Both tracks are available on the reissue of the 1968 "Definitely What" LP, which if you have not heard I cannot recommend strongly enough.

Hear "A Day In The Life":

Hear "Bumpin' On Sunset":

Monday, February 19, 2018

More U.K. Obscurities On U.S. Labels: The Ivy League Part One

THE IVY LEAGUE-Funny How Love Can Be/Lonely Room US Cameo 356 1965

Britain's Ivy League released a host of singles back home on the Piccadilly label from 1964-1967.  They were comprised of songwriters/vocalists John Carter and Ken Lewis (who had previously made records as Carter-Lewis and The Southerners) and singer Perry Ford (who cut several solo singles and one as Perry Ford and The Sapphires in 1962 featuring one of the earliest recordings of Georgie Fame and The Blue Flames as his backing band).

Carter/Lewis's "Funny How Love Can Be" was the band's second UK 45 (Piccadilly 7N 35222 January 1965, the same time as The Who's debut 45 featuring them on backing vocals!) and was their American debut when launched in March of '65.  Starting with a melodic guitar with an almost folk rock jangle, "Funny How Love Can Be" showcases the band's famous three part harmony sound that brings to mind The Four Seasons minus Frankie Valli's high vocal histrionics.

"Lonely Room" (penned by all three members) starts with some acapella vocals.

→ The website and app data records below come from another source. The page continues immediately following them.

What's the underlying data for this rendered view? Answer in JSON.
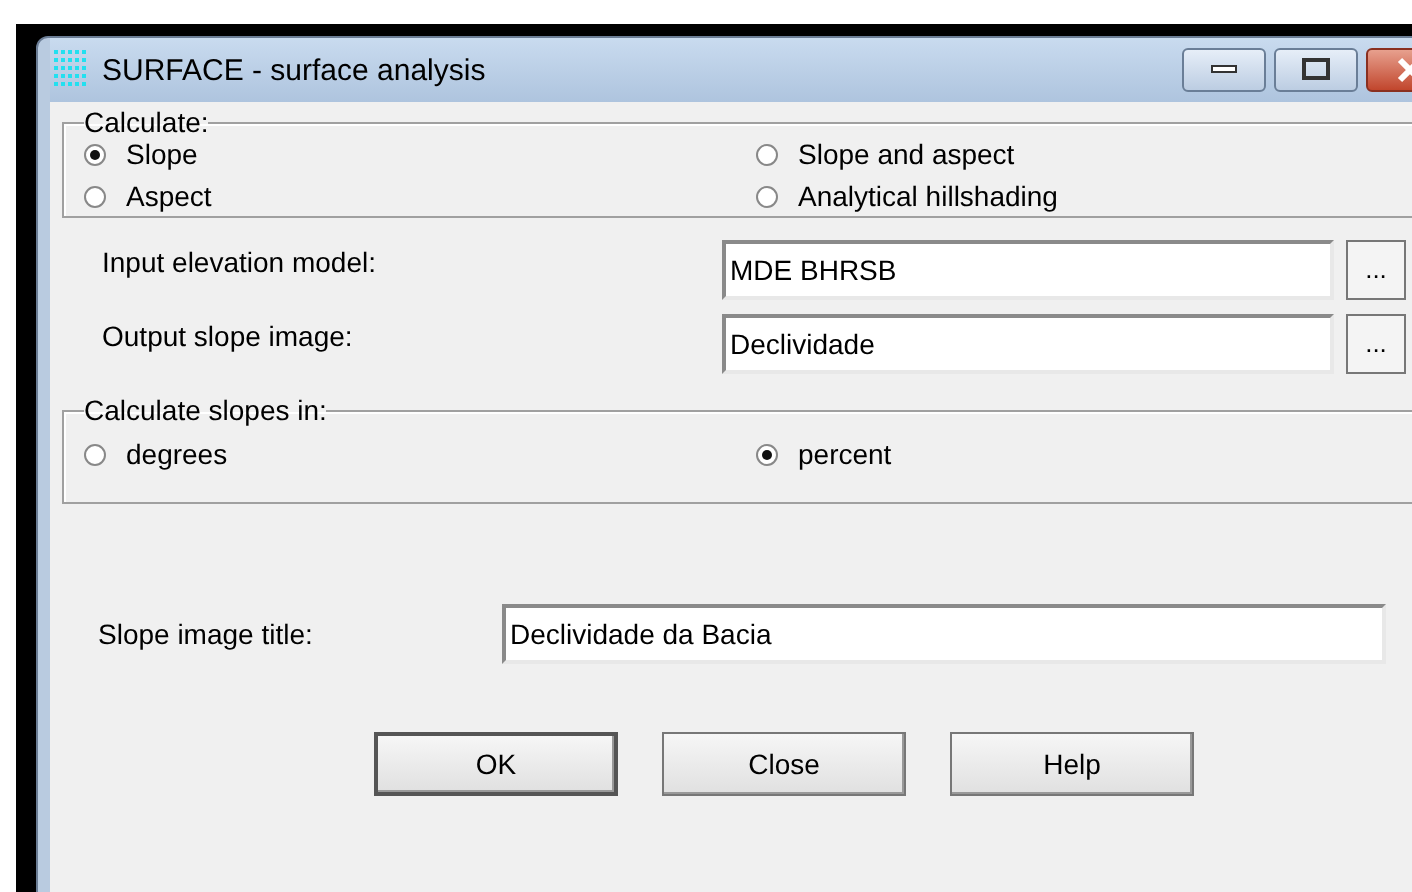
{
  "window": {
    "title": "SURFACE - surface analysis"
  },
  "calculate": {
    "legend": "Calculate:",
    "options": [
      {
        "label": "Slope",
        "selected": true
      },
      {
        "label": "Slope and aspect",
        "selected": false
      },
      {
        "label": "Aspect",
        "selected": false
      },
      {
        "label": "Analytical hillshading",
        "selected": false
      }
    ]
  },
  "files": [
    {
      "label": "Input elevation model:",
      "value": "MDE BHRSB",
      "browse": "..."
    },
    {
      "label": "Output slope image:",
      "value": "Declividade",
      "browse": "..."
    }
  ],
  "units": {
    "legend": "Calculate slopes in:",
    "options": [
      {
        "label": "degrees",
        "selected": false
      },
      {
        "label": "percent",
        "selected": true
      }
    ]
  },
  "title_field": {
    "label": "Slope image title:",
    "value": "Declividade da Bacia"
  },
  "buttons": [
    "OK",
    "Close",
    "Help"
  ]
}
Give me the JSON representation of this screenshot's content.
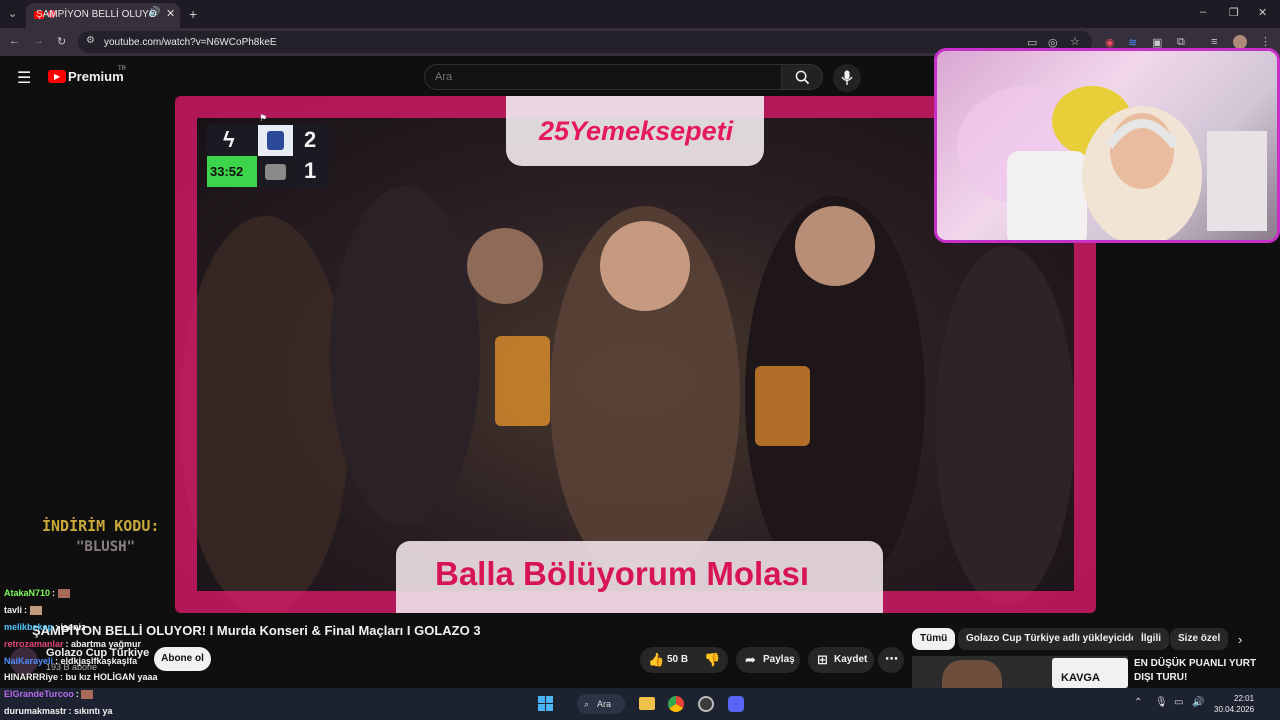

It's not a horrible track but comes across as mundane at first until the wiggy guitar solo (Jimmy Page or Big Jim Sullivan?) and Beach Boys style descending harmonies punctuated by some hand claps move it along.  It was later cut by another UK Beach Boys/harmony influenced act, The Factotums (Immediate IM 009 October 1965).

Both sides are available on a variety of Ivy League compilation CD's. As their material is owned by Castle Communications they've been licensed to death and finding CD's of them is easy peasy.

Here "Funny How Love Can Be":

Hear "Lonely Room" :

Sunday, February 11, 2018

Chris Farlowe's English #1 Sinks In America

CHRIS FARLOWE-Out Of Time/Baby Make It Soon US MGM K 13567 1966

Chris Farlowe unfortunately was not able to transfer his U.K. #1 smash reading of the Stone's "Out Of Time" when it was released here in the States in August of '66 (three months after it's U.K. issue as Immediate IM 035). This was curiously not his first US 45, that honor belongs to his previous US 7", a mega rare issue of "Just A Dream"/"What You Gonna Do" which he cut with The Thunderbirds on the obscure Philly label General American way back in January 1965.

Fans of The Rolling Stones will recognize the backing track on Farlowe's reading of "Out Of Time" from the version on their "Metamorphosis" collection as it's the exact same version Mick Jagger sings over.  One would surmise this was done as a guide vocal for Farlowe although you never know. Regardless of which came first it brought Farlowe a U.K. #1 (and was at that position when England won the World Cup!). It was his first hit in his home country and sadly subsequent releases failed to reach the same heights or even remotely close to that coveted chart spot. Led by Art Greenslade's heavy duty string scoring it's not one of my favorite tracks by him (I've long preferred his pre-Immediate records stuff with The Thunderbirds). I also prefer The Stones more simplistic reading rather than this bombastic reading.  I think my chief complaint is that Farlowe always seemed to be singing out of his range on a lot of Immediate material and this one is no exception.

The flip, "Baby Make It Soon", was penned by Eric Woollfson (later of the Alan Parsons Project) and Andrew Loog Oldham. It's a halfway decent soulful ballad but nothing terribly impressive in  my estimation.

Both sides have appeared in a variety of places as Farlowe's Immediate material has been licensed (legitimately or on the never never) to everybody and their brother so there's no shortage of places to hear them (with orchestration by Art Greenslade and production by Mick Jagger again). They're both available on two in print UK Chris Farlowe CD collections "Handbags & Gladrags: The Immediate Collection" and "Out Of Time" available for purchase on CD or download from Amazon.

Hear "Out Of Time":

Hear "Baby Make It Soon":